My first memorable experience in customer services was when, as an 18 year old, I started a new job in Zurich as a hotel receptionist.
On my first morning a client swept into the lobby, threw his bags towards the porter and marched towards me. He stood to attention at the desk and demanded his key. At this moment four problems flashed through my mind;
- Check-in can never usually occur before 2 or possibly 1 o’clock and I knew that no rooms were ready.
- The hotel had a deliberate overbooking policy and chances were that this man was destined to be a kick-out.
- As a trainee in the deep-end I was powerless.
- The man was a rude, moody and clearly had had a few problems before finding himself in front of me.
In short, the situation was a mess, my reception manager, a certain F*** Kaufmann eventually waded in, exchanged insults with the client and then ‘found’ a room that just happened to be 40% more expensive than anticipated. After all, he frequently reminded me that increasing hotel profits was his key aim and if it meant a bit of ‘banter’ on the way, it was all part of the process.
This kind of situation has dogged me for the last 40 years. I have always been in a customer facing role and no matter how much due diligence or how many prayers, the risk of conflict in whatever seller/buyer scenario I have been in has never vanished.
There are two cycles at play that have a nasty habit of intersecting;
Supplier Error Cycle (SEC)
- Somebody makes an error or takes a deliberate risk
- The next person down the line is either unaware of step 1, or is unable to do anything about it
- The error comes to the fore and compounds
- Blame ensues
- Compensation is demanded (financial, a ‘pound of flesh’ apology or the chance to gloat)
- Trust is gone
Client Over-demand cycle (aka ‘Don’t you know who I am ?”)
- Client awakes / travels / always is in a bad mood. This can be for many reasons (problems at home, problems at work, life is miserable etc)
- The next persons down the unfolding line of the client’s day are either unaware of step 1, or are unable to do anything about it.
- Hers / his good manners / judgement / civility retreat to the rear, a red mist compounds
- Blame ensues
- Compensation is demanded
- Trust is gone.
These unpleasant cycles were high on my mind when I decided to escape the world of commerce and venture into Learning & Development and I looked forward to operating in the fuzzier, cuddlier worlds of education, coaching and training. How naive was I?
It soon became clear that in any situation, there’s always somebody who tries to take advantage of a perceived error by the seller. The so-called compensation culture is now so well developed that even when your car has been pranged and you tell the insurers you have no whiplash, your knees, back and spirit are intact and you do not want to hear from any ‘approved’ third parties that phone calls flood in from the Sub-Continent, North Wales and somewhere near Telford (for readers that don’t know the UK, it’s a series of [albeit pleasant] roundabouts and not much else) all offering the chance to turn your misfortune into money.
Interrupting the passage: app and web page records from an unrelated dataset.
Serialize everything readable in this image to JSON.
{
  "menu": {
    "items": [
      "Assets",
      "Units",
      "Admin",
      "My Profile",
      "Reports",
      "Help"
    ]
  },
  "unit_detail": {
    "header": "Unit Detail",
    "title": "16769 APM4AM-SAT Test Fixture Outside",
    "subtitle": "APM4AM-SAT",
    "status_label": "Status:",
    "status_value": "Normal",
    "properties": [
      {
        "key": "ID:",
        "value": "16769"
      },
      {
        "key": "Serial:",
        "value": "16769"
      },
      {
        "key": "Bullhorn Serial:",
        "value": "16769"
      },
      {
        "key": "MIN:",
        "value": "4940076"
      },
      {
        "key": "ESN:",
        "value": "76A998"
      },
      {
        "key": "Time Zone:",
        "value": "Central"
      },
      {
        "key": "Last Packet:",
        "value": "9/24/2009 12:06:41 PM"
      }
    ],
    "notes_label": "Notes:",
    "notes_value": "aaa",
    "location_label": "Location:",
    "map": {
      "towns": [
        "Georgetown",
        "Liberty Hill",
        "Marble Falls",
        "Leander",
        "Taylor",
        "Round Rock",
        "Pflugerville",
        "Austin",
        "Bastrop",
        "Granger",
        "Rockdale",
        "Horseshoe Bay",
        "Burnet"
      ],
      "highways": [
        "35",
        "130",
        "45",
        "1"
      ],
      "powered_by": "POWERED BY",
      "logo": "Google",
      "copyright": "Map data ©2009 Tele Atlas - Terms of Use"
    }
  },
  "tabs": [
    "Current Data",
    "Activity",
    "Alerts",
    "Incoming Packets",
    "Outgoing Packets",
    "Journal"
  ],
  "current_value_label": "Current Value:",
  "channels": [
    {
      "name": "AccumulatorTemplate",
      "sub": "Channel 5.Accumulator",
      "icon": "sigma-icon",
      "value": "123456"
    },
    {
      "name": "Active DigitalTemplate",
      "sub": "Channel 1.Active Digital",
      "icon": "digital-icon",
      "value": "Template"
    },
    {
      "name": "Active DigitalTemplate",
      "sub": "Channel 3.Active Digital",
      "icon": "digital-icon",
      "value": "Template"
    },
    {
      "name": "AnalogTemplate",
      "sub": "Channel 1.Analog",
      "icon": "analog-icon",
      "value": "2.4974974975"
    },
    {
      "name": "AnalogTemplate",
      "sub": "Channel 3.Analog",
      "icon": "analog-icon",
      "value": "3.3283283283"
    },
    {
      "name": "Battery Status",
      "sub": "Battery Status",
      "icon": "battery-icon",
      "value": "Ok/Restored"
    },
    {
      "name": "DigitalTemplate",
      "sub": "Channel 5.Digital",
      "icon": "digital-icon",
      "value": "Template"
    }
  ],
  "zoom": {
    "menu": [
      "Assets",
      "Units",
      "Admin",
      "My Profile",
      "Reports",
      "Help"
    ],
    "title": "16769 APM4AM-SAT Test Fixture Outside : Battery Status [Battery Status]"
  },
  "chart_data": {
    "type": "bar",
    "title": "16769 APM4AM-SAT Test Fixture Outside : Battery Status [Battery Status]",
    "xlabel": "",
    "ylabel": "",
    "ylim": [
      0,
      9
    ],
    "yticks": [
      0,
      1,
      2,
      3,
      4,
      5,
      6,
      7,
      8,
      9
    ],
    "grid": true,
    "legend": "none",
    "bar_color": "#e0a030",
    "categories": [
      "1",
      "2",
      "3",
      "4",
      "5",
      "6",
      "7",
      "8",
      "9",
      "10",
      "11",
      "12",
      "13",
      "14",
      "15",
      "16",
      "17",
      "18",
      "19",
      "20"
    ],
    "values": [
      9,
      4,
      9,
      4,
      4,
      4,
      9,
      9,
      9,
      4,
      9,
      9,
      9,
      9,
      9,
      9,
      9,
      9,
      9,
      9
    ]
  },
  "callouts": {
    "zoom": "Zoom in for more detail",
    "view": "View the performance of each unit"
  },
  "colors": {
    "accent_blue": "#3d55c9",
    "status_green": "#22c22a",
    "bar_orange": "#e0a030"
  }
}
It’s all set up to help what a builder friend of mine termed ‘Cowboy Clients’. Customers who enter a transaction with every intent of pouncing on and embellishing anything that goes wrong purely to get something back.
The concept of Gold Diggers is no longer new and sooner or later somebody clever had to come up with a way of turning things around and that somebody was the IT industry.
Since my life was first cursed/blessed with a mini computer in 1982, I like so many millions of others have become used to the fact that IT, just ‘goes wrong’. You know all the jokes about turning the unit off and then on again or about deliberately ignoring so-called upgrades that assault your hardware. We have all become softened, conditioned and dare I say; programmed to accept that we have consumer rights everywhere except when it comes to computer related activity.
As we entered the Apple Store in Greenwich Village I had a feeling of having arrived. I had an appointment to see a ‘genius’ in the trendiest store of the trendiest town. Clutching my faulty two versions old iPhone I was momentarily ‘in with the in crowd’. I was suckered in, brainwash ready and a happy recipient of the hip verbal, finger shifting services of a young bearded (obviously) male who made my phone all new again. I was so delighted with the white shiny feeling of just being there that I just had to buy a souvenir and willingly paid $35 for a phone cover I didn’t even need.
The Apple answer to poor production standards, lack of robustness and inherent obsolescence is to make all these things trendy. Their genius method of dealing with anger and frustration is to welcome punters -by appointment only – to the Hilton deck of the Discovery One shuttle (2001 A Space Odyssey) and make us feel lucky for being in the loser’s club.
This is brilliant. Whereas my old manager would play a solo version of bad cop /good cop with angry clients (‘sorry no room – oh, here’s a nice room’) Apple has pioneered a way of making this constabulary experience profitable. They play on our emotions and use the good cop to persuade us to beg to sign-up to the bad cop world of moulding techno fruit.